But, I do wonder if he would now include Pentecostals and Charismatics in the set of “Evangelicals that are over-committed to the Bible.” Perhaps not. This must be very uncomfortable for the Biola community as they begin to celebrate their centennial next year.

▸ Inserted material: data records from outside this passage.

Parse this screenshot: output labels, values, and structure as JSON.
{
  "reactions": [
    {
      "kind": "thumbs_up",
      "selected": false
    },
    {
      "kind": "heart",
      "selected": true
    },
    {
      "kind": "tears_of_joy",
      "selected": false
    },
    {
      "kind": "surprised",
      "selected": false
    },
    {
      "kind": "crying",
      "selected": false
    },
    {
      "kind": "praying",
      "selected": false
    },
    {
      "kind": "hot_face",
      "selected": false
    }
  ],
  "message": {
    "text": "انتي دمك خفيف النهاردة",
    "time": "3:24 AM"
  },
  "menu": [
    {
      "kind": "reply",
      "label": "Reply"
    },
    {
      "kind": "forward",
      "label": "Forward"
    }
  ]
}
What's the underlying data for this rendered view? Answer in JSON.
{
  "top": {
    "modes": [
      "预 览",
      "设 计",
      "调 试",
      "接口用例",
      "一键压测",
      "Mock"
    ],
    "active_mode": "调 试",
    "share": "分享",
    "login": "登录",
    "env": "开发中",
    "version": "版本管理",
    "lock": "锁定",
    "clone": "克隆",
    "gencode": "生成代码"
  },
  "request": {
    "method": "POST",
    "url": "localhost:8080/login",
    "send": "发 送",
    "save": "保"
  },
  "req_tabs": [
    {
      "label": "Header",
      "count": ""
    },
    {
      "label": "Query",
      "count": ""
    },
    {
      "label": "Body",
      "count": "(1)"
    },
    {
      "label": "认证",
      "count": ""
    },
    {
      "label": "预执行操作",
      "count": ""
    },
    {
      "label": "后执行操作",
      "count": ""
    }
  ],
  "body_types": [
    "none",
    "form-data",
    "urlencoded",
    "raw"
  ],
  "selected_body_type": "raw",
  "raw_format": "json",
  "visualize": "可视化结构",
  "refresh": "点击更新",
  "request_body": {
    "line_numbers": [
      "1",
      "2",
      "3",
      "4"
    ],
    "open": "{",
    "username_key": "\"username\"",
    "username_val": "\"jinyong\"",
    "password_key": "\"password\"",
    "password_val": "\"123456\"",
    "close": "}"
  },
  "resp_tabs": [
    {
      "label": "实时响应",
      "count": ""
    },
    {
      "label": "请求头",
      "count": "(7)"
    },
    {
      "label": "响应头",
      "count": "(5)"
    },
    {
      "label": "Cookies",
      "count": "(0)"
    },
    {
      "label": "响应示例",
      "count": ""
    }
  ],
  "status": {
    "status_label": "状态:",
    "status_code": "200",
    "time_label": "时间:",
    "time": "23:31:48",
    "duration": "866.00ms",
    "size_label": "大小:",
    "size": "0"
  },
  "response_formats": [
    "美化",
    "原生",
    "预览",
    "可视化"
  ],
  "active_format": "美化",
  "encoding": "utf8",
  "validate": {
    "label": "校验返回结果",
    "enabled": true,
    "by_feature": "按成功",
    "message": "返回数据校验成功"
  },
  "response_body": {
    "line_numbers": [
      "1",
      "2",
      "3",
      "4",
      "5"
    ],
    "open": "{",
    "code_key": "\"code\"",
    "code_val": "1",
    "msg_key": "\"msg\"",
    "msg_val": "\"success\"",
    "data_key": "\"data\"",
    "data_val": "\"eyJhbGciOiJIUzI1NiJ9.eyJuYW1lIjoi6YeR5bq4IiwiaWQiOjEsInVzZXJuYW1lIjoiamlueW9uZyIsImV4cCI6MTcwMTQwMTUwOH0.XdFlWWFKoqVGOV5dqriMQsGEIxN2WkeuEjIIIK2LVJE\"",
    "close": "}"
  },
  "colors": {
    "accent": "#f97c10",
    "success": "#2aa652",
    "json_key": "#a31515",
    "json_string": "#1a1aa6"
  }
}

After 100 years of solid commitment to the Bible and resisting the encroachment of liberal theology, they now have perhaps their most visible professor giving a paper at ETS on Evangelical over-commitment to the Bible.
Sad. But, it’s not Biola that has changed.
On November 2, the new Biola President Barry Corey stated in his inauguration speech (here):
As we look at the cornerstone of this university with words that have weathered time, our commitment to the authority of God’s Word has held us firm, and this conviction must remain at the core of Biola’s vision to be an exemplary Christian university.
The documents read from 1913, “It should … be understood that these buildings are not to be a monument to any man nor to any set of men, but are to forever stand solely for the promulgation of the eternal truths of God’s Holy Word.”
If we get wobbly on the doctrine of Scripture, core underpinnings get knocked loose, and loosened convictions on biblical truth will be the early steps toward institutional drift.
Every kind of heterodoxy starts with unfaithfulness on the subject of Scripture and in a mischievous hermeneutic of the Bible.
I applaud the role of the Talbot School of Theology in its careful work of taking biblical fidelity seriously in our doctrinal statements and in the our faculty searches.
What do you do with a professor who directly challenges the bedrock convictions of the institution within which he serves?
Pray for Biola.
I think a lot of this has to do with the Word-Spirit tension all Christians since the book of Acts have struggled to keep in balance. Both the head and the heart should be fully integrated in a mature disciple of Jesus—but, one can err either way. Imagine Jesus showing up in the midst of a small group. If the group is too far in their “heads,” they might say, “Jesus, don’t bother us right now, we’re studying the Greek word for ‘worship.’” And they’d go right on worshipping the word rather than its Author. If the group was too far in their “hearts,” they might say, “Jesus, don’t bother us right now, we’re waiting for the Holy Spirit to anoint us.” And they’d go right on worshipping the gifts rather than the Giver of the gifts.
Christians have always struggled to properly balance Word and Spirit. But a sine qua non for Protestants is their commitment to Sola Scriptura—nothing should be elevated to the authority of Scripture—not tradition (contra Catholics), not reason (contra Unitarians) and certainly not religious experience (contra Mormons and many others). All things need to be tested against the standard of Scripture.
We’ll be hearing more from Moreland on all this, no doubt. But for now, I see the same big red flags that other Christian bloggers, including Ted Olsen have expressed—in spite of Moreland’s rebuttal here.
I just can’t imagine the Holy Spirit guiding a believer to be less committed to the Bible.